WORK REQUEST –
Return every line of the material exactly.

PROVIDED MATERIAL –

● ● ● ● ●

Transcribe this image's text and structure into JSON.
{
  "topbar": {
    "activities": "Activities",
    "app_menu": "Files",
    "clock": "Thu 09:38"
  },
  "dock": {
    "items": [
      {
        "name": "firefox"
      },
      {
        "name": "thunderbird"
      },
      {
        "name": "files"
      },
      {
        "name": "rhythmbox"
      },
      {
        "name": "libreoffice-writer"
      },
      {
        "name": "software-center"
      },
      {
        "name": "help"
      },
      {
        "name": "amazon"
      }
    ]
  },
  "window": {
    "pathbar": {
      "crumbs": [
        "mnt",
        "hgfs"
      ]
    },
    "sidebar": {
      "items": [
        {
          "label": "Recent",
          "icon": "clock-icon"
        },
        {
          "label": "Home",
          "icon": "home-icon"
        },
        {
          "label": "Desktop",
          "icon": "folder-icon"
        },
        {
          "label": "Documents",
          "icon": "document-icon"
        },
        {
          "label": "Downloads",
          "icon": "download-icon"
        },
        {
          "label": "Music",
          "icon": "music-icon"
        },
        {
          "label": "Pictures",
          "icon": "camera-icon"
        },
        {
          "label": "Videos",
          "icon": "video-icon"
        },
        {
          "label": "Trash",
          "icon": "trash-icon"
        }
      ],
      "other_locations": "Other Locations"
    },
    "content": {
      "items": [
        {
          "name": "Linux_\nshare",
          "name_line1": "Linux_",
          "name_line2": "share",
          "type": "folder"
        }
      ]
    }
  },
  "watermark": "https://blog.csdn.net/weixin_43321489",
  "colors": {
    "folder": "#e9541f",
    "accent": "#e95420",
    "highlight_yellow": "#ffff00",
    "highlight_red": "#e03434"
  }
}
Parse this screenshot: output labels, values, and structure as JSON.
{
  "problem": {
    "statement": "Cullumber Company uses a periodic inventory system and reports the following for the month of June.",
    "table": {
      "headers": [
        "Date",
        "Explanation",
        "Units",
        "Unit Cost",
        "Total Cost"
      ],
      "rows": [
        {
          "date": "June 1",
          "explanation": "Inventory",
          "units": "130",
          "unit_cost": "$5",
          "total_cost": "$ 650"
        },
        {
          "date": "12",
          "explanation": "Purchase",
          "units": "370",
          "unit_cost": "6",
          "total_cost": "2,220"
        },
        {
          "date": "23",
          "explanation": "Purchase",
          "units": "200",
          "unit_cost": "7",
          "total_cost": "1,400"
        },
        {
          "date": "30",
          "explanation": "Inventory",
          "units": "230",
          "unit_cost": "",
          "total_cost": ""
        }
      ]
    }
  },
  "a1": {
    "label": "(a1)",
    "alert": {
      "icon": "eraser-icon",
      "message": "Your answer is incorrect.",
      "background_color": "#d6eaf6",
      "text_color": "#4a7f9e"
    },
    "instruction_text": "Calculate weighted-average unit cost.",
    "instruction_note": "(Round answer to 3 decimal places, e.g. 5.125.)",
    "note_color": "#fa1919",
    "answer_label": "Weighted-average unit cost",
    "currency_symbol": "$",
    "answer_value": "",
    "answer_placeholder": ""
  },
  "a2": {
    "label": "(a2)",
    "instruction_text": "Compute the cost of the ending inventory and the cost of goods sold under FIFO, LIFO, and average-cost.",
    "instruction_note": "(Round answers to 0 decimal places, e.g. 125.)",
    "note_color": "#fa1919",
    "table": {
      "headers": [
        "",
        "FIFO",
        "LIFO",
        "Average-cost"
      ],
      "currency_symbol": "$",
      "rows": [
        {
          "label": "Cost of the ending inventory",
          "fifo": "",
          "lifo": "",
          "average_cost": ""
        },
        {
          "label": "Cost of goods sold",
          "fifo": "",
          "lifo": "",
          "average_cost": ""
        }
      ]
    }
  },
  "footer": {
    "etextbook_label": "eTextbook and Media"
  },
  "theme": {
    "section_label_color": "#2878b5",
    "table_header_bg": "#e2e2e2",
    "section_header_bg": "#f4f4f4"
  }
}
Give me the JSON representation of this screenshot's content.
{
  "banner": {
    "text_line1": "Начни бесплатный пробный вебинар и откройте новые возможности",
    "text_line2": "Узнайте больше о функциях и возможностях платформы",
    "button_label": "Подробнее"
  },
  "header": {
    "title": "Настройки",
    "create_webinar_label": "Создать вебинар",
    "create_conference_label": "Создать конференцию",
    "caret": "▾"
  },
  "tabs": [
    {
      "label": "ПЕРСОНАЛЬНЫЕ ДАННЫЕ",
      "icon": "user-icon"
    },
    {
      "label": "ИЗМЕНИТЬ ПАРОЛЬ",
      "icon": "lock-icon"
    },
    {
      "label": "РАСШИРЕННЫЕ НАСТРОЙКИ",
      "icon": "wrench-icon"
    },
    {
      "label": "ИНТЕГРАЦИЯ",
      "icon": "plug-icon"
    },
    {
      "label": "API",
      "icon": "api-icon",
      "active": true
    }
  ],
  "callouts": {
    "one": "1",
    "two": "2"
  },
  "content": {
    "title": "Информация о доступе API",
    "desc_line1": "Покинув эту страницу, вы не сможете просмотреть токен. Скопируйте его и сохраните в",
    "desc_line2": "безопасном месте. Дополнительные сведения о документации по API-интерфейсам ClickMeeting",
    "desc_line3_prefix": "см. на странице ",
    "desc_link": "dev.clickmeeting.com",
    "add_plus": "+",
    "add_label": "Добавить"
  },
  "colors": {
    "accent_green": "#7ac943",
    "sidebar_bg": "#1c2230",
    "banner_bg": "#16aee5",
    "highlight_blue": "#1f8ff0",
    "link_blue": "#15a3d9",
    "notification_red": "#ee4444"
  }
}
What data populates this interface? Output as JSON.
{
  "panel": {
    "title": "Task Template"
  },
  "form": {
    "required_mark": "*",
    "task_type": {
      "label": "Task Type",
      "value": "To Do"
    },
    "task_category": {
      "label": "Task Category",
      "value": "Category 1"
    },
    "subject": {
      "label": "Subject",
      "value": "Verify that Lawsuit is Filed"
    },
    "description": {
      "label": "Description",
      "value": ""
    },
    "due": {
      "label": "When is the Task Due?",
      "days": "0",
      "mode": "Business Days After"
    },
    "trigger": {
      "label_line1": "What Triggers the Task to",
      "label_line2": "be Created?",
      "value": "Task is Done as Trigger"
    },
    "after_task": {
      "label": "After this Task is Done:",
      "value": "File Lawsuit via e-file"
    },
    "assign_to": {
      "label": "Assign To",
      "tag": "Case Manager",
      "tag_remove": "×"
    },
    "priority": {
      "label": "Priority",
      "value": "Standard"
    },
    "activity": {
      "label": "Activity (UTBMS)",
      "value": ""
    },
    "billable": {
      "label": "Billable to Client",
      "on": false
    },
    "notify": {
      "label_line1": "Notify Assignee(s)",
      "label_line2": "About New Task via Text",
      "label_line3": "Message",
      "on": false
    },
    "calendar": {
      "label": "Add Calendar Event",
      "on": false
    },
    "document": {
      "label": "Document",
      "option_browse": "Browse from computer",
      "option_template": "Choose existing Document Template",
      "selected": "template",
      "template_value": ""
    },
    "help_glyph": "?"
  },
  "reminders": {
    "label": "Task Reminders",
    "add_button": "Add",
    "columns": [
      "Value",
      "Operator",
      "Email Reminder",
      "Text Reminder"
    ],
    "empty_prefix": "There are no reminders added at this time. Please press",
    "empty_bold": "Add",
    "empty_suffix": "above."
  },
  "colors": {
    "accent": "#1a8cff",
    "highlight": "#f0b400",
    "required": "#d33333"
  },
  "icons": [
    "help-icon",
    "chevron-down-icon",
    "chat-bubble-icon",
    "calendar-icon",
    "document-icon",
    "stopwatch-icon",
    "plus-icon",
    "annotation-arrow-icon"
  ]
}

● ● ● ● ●

WORKED SOLUTION –
Transcribe this image's text and structure into JSON.
{
  "topbar": {
    "activities": "Activities",
    "app_menu": "Files",
    "clock": "Thu 09:38"
  },
  "dock": {
    "items": [
      {
        "name": "firefox"
      },
      {
        "name": "thunderbird"
      },
      {
        "name": "files"
      },
      {
        "name": "rhythmbox"
      },
      {
        "name": "libreoffice-writer"
      },
      {
        "name": "software-center"
      },
      {
        "name": "help"
      },
      {
        "name": "amazon"
      }
    ]
  },
  "window": {
    "pathbar": {
      "crumbs": [
        "mnt",
        "hgfs"
      ]
    },
    "sidebar": {
      "items": [
        {
          "label": "Recent",
          "icon": "clock-icon"
        },
        {
          "label": "Home",
          "icon": "home-icon"
        },
        {
          "label": "Desktop",
          "icon": "folder-icon"
        },
        {
          "label": "Documents",
          "icon": "document-icon"
        },
        {
          "label": "Downloads",
          "icon": "download-icon"
        },
        {
          "label": "Music",
          "icon": "music-icon"
        },
        {
          "label": "Pictures",
          "icon": "camera-icon"
        },
        {
          "label": "Videos",
          "icon": "video-icon"
        },
        {
          "label": "Trash",
          "icon": "trash-icon"
        }
      ],
      "other_locations": "Other Locations"
    },
    "content": {
      "items": [
        {
          "name": "Linux_\nshare",
          "name_line1": "Linux_",
          "name_line2": "share",
          "type": "folder"
        }
      ]
    }
  },
  "watermark": "https://blog.csdn.net/weixin_43321489",
  "colors": {
    "folder": "#e9541f",
    "accent": "#e95420",
    "highlight_yellow": "#ffff00",
    "highlight_red": "#e03434"
  }
}
Parse this screenshot: output labels, values, and structure as JSON.
{
  "problem": {
    "statement": "Cullumber Company uses a periodic inventory system and reports the following for the month of June.",
    "table": {
      "headers": [
        "Date",
        "Explanation",
        "Units",
        "Unit Cost",
        "Total Cost"
      ],
      "rows": [
        {
          "date": "June 1",
          "explanation": "Inventory",
          "units": "130",
          "unit_cost": "$5",
          "total_cost": "$ 650"
        },
        {
          "date": "12",
          "explanation": "Purchase",
          "units": "370",
          "unit_cost": "6",
          "total_cost": "2,220"
        },
        {
          "date": "23",
          "explanation": "Purchase",
          "units": "200",
          "unit_cost": "7",
          "total_cost": "1,400"
        },
        {
          "date": "30",
          "explanation": "Inventory",
          "units": "230",
          "unit_cost": "",
          "total_cost": ""
        }
      ]
    }
  },
  "a1": {
    "label": "(a1)",
    "alert": {
      "icon": "eraser-icon",
      "message": "Your answer is incorrect.",
      "background_color": "#d6eaf6",
      "text_color": "#4a7f9e"
    },
    "instruction_text": "Calculate weighted-average unit cost.",
    "instruction_note": "(Round answer to 3 decimal places, e.g. 5.125.)",
    "note_color": "#fa1919",
    "answer_label": "Weighted-average unit cost",
    "currency_symbol": "$",
    "answer_value": "",
    "answer_placeholder": ""
  },
  "a2": {
    "label": "(a2)",
    "instruction_text": "Compute the cost of the ending inventory and the cost of goods sold under FIFO, LIFO, and average-cost.",
    "instruction_note": "(Round answers to 0 decimal places, e.g. 125.)",
    "note_color": "#fa1919",
    "table": {
      "headers": [
        "",
        "FIFO",
        "LIFO",
        "Average-cost"
      ],
      "currency_symbol": "$",
      "rows": [
        {
          "label": "Cost of the ending inventory",
          "fifo": "",
          "lifo": "",
          "average_cost": ""
        },
        {
          "label": "Cost of goods sold",
          "fifo": "",
          "lifo": "",
          "average_cost": ""
        }
      ]
    }
  },
  "footer": {
    "etextbook_label": "eTextbook and Media"
  },
  "theme": {
    "section_label_color": "#2878b5",
    "table_header_bg": "#e2e2e2",
    "section_header_bg": "#f4f4f4"
  }
}
Give me the JSON representation of this screenshot's content.
{
  "banner": {
    "text_line1": "Начни бесплатный пробный вебинар и откройте новые возможности",
    "text_line2": "Узнайте больше о функциях и возможностях платформы",
    "button_label": "Подробнее"
  },
  "header": {
    "title": "Настройки",
    "create_webinar_label": "Создать вебинар",
    "create_conference_label": "Создать конференцию",
    "caret": "▾"
  },
  "tabs": [
    {
      "label": "ПЕРСОНАЛЬНЫЕ ДАННЫЕ",
      "icon": "user-icon"
    },
    {
      "label": "ИЗМЕНИТЬ ПАРОЛЬ",
      "icon": "lock-icon"
    },
    {
      "label": "РАСШИРЕННЫЕ НАСТРОЙКИ",
      "icon": "wrench-icon"
    },
    {
      "label": "ИНТЕГРАЦИЯ",
      "icon": "plug-icon"
    },
    {
      "label": "API",
      "icon": "api-icon",
      "active": true
    }
  ],
  "callouts": {
    "one": "1",
    "two": "2"
  },
  "content": {
    "title": "Информация о доступе API",
    "desc_line1": "Покинув эту страницу, вы не сможете просмотреть токен. Скопируйте его и сохраните в",
    "desc_line2": "безопасном месте. Дополнительные сведения о документации по API-интерфейсам ClickMeeting",
    "desc_line3_prefix": "см. на странице ",
    "desc_link": "dev.clickmeeting.com",
    "add_plus": "+",
    "add_label": "Добавить"
  },
  "colors": {
    "accent_green": "#7ac943",
    "sidebar_bg": "#1c2230",
    "banner_bg": "#16aee5",
    "highlight_blue": "#1f8ff0",
    "link_blue": "#15a3d9",
    "notification_red": "#ee4444"
  }
}
What data populates this interface? Output as JSON.
{
  "panel": {
    "title": "Task Template"
  },
  "form": {
    "required_mark": "*",
    "task_type": {
      "label": "Task Type",
      "value": "To Do"
    },
    "task_category": {
      "label": "Task Category",
      "value": "Category 1"
    },
    "subject": {
      "label": "Subject",
      "value": "Verify that Lawsuit is Filed"
    },
    "description": {
      "label": "Description",
      "value": ""
    },
    "due": {
      "label": "When is the Task Due?",
      "days": "0",
      "mode": "Business Days After"
    },
    "trigger": {
      "label_line1": "What Triggers the Task to",
      "label_line2": "be Created?",
      "value": "Task is Done as Trigger"
    },
    "after_task": {
      "label": "After this Task is Done:",
      "value": "File Lawsuit via e-file"
    },
    "assign_to": {
      "label": "Assign To",
      "tag": "Case Manager",
      "tag_remove": "×"
    },
    "priority": {
      "label": "Priority",
      "value": "Standard"
    },
    "activity": {
      "label": "Activity (UTBMS)",
      "value": ""
    },
    "billable": {
      "label": "Billable to Client",
      "on": false
    },
    "notify": {
      "label_line1": "Notify Assignee(s)",
      "label_line2": "About New Task via Text",
      "label_line3": "Message",
      "on": false
    },
    "calendar": {
      "label": "Add Calendar Event",
      "on": false
    },
    "document": {
      "label": "Document",
      "option_browse": "Browse from computer",
      "option_template": "Choose existing Document Template",
      "selected": "template",
      "template_value": ""
    },
    "help_glyph": "?"
  },
  "reminders": {
    "label": "Task Reminders",
    "add_button": "Add",
    "columns": [
      "Value",
      "Operator",
      "Email Reminder",
      "Text Reminder"
    ],
    "empty_prefix": "There are no reminders added at this time. Please press",
    "empty_bold": "Add",
    "empty_suffix": "above."
  },
  "colors": {
    "accent": "#1a8cff",
    "highlight": "#f0b400",
    "required": "#d33333"
  },
  "icons": [
    "help-icon",
    "chevron-down-icon",
    "chat-bubble-icon",
    "calendar-icon",
    "document-icon",
    "stopwatch-icon",
    "plus-icon",
    "annotation-arrow-icon"
  ]
}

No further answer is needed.